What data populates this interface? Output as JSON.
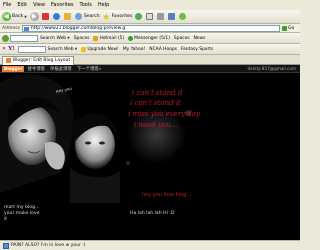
{
  "menubar": {
    "items": [
      "File",
      "Edit",
      "View",
      "Favorites",
      "Tools",
      "Help"
    ]
  },
  "toolbar": {
    "back_label": "Back",
    "search_label": "Search",
    "favorites_label": "Favorites"
  },
  "addressbar": {
    "label": "Address",
    "url": "http://www21.blogger.com/blog-preview.g",
    "go_label": "Go"
  },
  "linksbar": {
    "items": [
      "Search Web",
      "Spaces",
      "Hotmail (5)",
      "Messenger (5/1)",
      "Spaces",
      "News"
    ]
  },
  "yahoobar": {
    "brand": "Y!",
    "search_web_label": "Search Web",
    "upgrade_label": "Upgrade Now!",
    "items": [
      "My Yahoo!",
      "NCAA Hoops",
      "Fantasy Sports"
    ]
  },
  "tab": {
    "title": "Blogger: Edit Blog Layout"
  },
  "blog": {
    "nav_logo": "Blogger",
    "nav_items": [
      "搜寻博客",
      "举报此博客",
      "下一个博客»"
    ],
    "email": "darkly-817@gmail.com",
    "header": {
      "stamp_text": "Hey you",
      "red_lines": [
        "i can't stand it",
        "i can't stand it",
        "i miss you every day",
        "i need you..."
      ],
      "bottom_red": "hey you love blog..."
    },
    "post_left_lines": [
      "mart my blog...",
      "your make love",
      "it"
    ],
    "post_center": "Ha lah lah lah Hi :D"
  },
  "statusbar": {
    "text": "PAIN? ALSO? I'm in love w your :)"
  }
}
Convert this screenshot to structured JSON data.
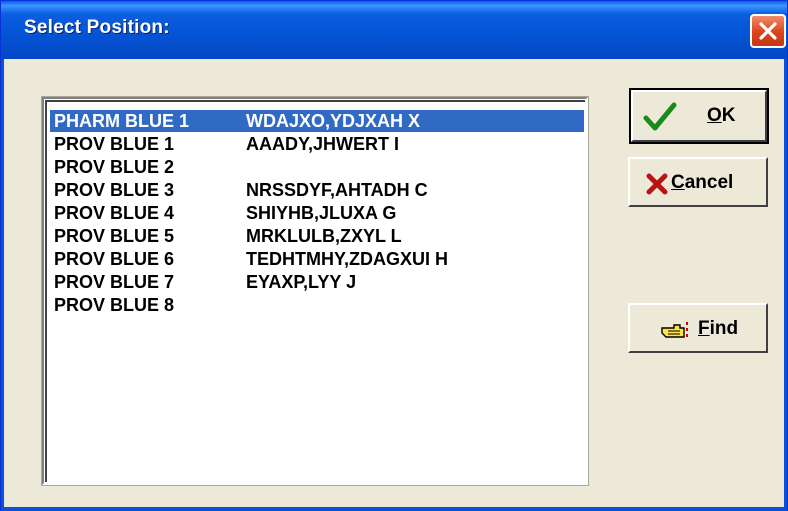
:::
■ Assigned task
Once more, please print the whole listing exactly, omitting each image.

■ Task answer
What data populates this interface? Output as JSON.
{
  "menubar": {
    "items": [
      "File",
      "Edit",
      "View",
      "Favorites",
      "Tools",
      "Help"
    ]
  },
  "toolbar": {
    "back_label": "Back",
    "search_label": "Search",
    "favorites_label": "Favorites"
  },
  "addressbar": {
    "label": "Address",
    "url": "http://www21.blogger.com/blog-preview.g",
    "go_label": "Go"
  },
  "linksbar": {
    "items": [
      "Search Web",
      "Spaces",
      "Hotmail (5)",
      "Messenger (5/1)",
      "Spaces",
      "News"
    ]
  },
  "yahoobar": {
    "brand": "Y!",
    "search_web_label": "Search Web",
    "upgrade_label": "Upgrade Now!",
    "items": [
      "My Yahoo!",
      "NCAA Hoops",
      "Fantasy Sports"
    ]
  },
  "tab": {
    "title": "Blogger: Edit Blog Layout"
  },
  "blog": {
    "nav_logo": "Blogger",
    "nav_items": [
      "搜寻博客",
      "举报此博客",
      "下一个博客»"
    ],
    "email": "darkly-817@gmail.com",
    "header": {
      "stamp_text": "Hey you",
      "red_lines": [
        "i can't stand it",
        "i can't stand it",
        "i miss you every day",
        "i need you..."
      ],
      "bottom_red": "hey you love blog..."
    },
    "post_left_lines": [
      "mart my blog...",
      "your make love",
      "it"
    ],
    "post_center": "Ha lah lah lah Hi :D"
  },
  "statusbar": {
    "text": "PAIN? ALSO? I'm in love w your :)"
  }
}
Convert this screenshot to structured JSON data.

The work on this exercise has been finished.